In recent years, there has been a shift towards a more holistic approach to treating fibromyalgia. This includes a combination of pharmacological and non-pharmacological therapies. Cognitive-behavioral therapy (CBT), aerobic and strengthening physical training, and even meditative movement therapies have been found to be effective in reducing pain and improving quality of life. Healthcare providers are also exploring the use of alternative therapies such as acupuncture and massage.
One promising area of research is the use of personalized medicine to treat fibromyalgia. This approach takes into account individual differences in genetics, environment, and lifestyle to tailor treatment plans to each patient’s unique needs. This could lead to more effective treatments and better outcomes for those with fibromyalgia.
Understanding the Pathophysiology
Research has shown that fibromyalgia is a disorder of the central nervous system. The HPA axis, which regulates the body’s stress response, is often dysregulated in fibromyalgia patients. Mast cell activation syndrome (MCAS) has also been linked to fibromyalgia. Additionally, studies have found abnormalities in the cerebral spinal fluid of fibromyalgia patients.
While there is still much to learn about the pathophysiology of fibromyalgia, these findings are providing insight into the underlying mechanisms of the condition. This knowledge could lead to the development of new and more targeted treatments.
In conclusion, while there is no cure for fibromyalgia, there is hope for those who suffer from this condition. Advances in treatment and a better understanding of the pathophysiology of fibromyalgia are leading to better outcomes and improved quality of life for patients.

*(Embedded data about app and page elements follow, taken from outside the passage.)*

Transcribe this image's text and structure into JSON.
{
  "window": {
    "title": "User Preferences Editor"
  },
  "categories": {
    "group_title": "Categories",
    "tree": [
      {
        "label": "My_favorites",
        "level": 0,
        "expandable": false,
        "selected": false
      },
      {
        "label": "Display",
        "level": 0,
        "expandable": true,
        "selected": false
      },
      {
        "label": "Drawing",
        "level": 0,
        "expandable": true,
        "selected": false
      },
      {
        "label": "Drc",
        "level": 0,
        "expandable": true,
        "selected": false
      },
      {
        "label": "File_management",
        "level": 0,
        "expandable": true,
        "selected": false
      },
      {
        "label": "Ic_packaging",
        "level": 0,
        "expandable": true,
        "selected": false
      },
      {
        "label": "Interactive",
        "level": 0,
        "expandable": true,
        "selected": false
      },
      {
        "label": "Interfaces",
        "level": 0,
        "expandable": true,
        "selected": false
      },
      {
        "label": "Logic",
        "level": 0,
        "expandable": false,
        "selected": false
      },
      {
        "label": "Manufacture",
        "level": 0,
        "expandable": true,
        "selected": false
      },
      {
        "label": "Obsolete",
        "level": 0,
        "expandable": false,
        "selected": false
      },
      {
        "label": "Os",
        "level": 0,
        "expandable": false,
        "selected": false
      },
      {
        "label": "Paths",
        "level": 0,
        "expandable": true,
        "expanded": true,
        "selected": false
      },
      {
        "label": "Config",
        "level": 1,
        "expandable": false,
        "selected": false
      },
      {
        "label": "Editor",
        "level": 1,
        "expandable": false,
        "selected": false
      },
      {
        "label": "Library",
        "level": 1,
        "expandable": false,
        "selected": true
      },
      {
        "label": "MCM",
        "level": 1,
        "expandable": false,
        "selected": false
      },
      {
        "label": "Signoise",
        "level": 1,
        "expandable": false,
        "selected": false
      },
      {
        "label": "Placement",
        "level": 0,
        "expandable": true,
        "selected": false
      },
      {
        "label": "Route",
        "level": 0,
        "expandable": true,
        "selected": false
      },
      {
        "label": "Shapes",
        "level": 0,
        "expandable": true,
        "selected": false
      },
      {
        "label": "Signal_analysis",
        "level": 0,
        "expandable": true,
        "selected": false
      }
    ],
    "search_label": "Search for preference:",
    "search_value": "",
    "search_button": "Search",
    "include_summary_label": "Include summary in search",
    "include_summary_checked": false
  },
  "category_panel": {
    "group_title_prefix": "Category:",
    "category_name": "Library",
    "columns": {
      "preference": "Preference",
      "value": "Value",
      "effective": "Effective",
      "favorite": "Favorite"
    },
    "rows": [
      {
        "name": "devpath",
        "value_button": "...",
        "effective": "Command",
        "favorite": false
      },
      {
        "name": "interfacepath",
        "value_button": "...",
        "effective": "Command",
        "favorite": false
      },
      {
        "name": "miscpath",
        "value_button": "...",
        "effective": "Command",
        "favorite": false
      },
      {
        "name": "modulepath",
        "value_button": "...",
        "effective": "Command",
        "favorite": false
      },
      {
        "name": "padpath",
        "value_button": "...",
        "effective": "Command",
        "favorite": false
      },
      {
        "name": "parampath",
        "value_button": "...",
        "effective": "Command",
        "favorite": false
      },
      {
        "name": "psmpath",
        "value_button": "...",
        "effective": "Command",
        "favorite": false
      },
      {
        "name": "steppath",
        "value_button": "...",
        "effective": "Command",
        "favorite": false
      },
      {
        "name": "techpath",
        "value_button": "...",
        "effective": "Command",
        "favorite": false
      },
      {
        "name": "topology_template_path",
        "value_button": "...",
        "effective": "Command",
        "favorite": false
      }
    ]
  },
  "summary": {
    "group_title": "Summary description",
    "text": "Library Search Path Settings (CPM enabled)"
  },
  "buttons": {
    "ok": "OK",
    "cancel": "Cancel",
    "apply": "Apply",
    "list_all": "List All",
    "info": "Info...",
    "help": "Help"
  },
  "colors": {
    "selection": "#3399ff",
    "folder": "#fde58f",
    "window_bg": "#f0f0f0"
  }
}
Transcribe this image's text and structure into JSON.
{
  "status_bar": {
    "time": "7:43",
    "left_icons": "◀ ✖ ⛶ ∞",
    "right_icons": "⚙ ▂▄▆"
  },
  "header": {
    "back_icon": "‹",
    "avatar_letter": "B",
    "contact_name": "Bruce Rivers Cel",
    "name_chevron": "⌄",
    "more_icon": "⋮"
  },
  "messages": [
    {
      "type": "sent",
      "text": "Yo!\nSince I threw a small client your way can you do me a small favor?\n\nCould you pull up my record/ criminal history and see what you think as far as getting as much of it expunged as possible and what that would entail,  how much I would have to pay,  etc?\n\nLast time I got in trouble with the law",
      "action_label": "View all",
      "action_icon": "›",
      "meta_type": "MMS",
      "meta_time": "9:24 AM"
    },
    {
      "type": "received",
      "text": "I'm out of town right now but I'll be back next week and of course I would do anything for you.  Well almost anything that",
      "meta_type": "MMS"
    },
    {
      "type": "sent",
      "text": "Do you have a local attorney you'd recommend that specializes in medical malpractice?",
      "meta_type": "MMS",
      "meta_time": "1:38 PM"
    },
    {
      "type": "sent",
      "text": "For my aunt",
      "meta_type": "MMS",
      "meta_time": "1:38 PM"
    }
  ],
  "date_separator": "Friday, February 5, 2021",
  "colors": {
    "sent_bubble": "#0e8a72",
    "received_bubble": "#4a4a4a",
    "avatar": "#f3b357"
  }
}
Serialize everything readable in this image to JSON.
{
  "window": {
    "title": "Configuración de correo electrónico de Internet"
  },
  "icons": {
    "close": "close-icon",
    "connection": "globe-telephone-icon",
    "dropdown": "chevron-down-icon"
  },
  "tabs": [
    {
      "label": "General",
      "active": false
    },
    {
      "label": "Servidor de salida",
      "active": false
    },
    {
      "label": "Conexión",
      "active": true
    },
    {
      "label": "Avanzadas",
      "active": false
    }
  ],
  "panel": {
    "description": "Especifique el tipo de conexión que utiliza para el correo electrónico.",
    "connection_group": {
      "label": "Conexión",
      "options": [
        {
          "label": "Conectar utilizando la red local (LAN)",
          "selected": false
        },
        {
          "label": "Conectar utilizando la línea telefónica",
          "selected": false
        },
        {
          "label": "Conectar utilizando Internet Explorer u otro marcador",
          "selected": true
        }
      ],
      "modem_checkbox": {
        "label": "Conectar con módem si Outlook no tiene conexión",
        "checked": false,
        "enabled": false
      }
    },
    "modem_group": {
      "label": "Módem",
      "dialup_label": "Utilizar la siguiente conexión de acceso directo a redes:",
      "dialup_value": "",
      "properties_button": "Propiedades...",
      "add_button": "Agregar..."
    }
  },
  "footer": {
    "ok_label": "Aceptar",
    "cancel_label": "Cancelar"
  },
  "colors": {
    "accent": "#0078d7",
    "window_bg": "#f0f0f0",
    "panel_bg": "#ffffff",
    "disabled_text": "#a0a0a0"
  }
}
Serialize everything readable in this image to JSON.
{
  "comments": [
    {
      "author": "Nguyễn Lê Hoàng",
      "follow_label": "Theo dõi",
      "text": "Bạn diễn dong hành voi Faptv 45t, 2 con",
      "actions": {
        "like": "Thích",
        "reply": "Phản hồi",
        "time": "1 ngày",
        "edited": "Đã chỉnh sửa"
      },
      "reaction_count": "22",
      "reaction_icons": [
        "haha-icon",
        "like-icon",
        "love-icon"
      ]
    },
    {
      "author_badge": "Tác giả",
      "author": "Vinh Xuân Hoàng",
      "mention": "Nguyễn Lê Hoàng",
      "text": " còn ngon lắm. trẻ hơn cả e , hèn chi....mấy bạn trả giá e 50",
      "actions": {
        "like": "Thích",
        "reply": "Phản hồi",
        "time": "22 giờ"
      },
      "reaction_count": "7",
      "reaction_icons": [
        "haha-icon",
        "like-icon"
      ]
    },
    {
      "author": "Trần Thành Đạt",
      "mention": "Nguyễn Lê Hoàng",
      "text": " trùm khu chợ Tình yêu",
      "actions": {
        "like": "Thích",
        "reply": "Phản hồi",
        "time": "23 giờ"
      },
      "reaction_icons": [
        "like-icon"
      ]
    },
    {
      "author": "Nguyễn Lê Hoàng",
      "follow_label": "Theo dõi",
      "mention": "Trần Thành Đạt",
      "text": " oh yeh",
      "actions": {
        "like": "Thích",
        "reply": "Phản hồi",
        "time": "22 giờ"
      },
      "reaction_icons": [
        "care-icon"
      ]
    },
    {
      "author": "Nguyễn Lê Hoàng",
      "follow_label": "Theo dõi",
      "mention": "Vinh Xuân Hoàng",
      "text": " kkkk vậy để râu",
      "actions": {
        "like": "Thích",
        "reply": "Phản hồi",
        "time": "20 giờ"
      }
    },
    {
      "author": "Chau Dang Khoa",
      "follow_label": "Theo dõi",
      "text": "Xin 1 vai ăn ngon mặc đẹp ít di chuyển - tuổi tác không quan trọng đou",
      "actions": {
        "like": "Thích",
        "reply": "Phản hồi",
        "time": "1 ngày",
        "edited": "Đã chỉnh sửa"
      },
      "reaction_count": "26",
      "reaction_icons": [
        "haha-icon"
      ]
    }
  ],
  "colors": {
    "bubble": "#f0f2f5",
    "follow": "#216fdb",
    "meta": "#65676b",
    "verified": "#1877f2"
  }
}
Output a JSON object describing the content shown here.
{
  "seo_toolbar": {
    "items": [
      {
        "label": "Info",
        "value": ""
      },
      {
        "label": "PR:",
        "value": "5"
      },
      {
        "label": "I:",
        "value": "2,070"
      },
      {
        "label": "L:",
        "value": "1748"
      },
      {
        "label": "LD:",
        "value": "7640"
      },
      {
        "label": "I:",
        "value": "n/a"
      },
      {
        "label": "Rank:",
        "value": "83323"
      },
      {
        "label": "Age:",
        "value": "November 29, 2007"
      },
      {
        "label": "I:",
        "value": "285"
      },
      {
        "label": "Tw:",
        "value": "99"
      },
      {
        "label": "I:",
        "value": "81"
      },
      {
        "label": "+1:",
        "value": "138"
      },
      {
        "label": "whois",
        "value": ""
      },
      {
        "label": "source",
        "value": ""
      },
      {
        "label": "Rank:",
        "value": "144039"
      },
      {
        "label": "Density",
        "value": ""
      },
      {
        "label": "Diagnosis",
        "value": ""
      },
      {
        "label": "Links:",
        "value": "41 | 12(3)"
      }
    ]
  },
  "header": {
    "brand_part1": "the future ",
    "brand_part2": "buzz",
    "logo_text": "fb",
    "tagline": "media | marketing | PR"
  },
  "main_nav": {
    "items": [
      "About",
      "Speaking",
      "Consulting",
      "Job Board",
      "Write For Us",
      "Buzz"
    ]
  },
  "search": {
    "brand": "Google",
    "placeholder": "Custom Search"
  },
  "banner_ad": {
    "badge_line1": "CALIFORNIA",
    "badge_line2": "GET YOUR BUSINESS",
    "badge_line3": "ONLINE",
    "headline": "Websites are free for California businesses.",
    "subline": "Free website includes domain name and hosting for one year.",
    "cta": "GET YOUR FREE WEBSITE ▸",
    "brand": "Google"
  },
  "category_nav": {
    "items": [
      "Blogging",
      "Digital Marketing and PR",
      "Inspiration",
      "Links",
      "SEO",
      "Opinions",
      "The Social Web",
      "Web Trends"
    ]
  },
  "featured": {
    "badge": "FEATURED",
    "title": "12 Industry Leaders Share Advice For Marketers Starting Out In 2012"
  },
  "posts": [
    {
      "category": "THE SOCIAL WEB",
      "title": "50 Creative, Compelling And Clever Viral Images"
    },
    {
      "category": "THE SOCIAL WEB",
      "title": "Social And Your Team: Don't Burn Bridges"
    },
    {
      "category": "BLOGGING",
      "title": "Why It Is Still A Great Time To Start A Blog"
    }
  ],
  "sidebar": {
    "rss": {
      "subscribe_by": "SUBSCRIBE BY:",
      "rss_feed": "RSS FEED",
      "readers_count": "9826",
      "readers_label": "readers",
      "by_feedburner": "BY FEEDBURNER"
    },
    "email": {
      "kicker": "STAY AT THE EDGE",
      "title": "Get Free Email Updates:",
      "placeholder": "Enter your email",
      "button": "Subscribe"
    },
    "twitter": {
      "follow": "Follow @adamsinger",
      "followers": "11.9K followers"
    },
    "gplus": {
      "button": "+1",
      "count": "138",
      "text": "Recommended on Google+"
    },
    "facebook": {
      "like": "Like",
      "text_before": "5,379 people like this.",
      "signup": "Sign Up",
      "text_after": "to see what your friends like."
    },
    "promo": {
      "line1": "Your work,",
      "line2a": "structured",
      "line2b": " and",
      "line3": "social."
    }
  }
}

Personal recovery from fibromyalgia is a journey that requires a holistic approach to healing. The mind and body must work together to overcome the chronic condition, and each individual’s journey is unique. The recovery process is not linear and often requires patience and persistence.
Approaches to recovery vary, but research has shown that programs based on explicit theoretical rationale, such as the Personal Recovery Oriented Programme (PROP), can facilitate a personal experiential recovery process. Such programs are found to be meaningful and effective by patients and clinicians alike.
In addition to professional programs, many individuals have found success in their recovery journey through self-care practices such as exercise, meditation, and healthy eating. These practices can help manage symptoms and improve overall well-being.
It is important to remember that recovery is not a one-size-fits-all approach. What works for one person may not work for another. Therefore, it is essential to find a personalized approach to recovery that works for each individual.
In conclusion, personal recovery from fibromyalgia is a journey that requires a holistic and personalized approach. With patience, persistence, and a willingness to try different approaches, individuals can overcome the challenges of chronic conditions and achieve a better quality of life.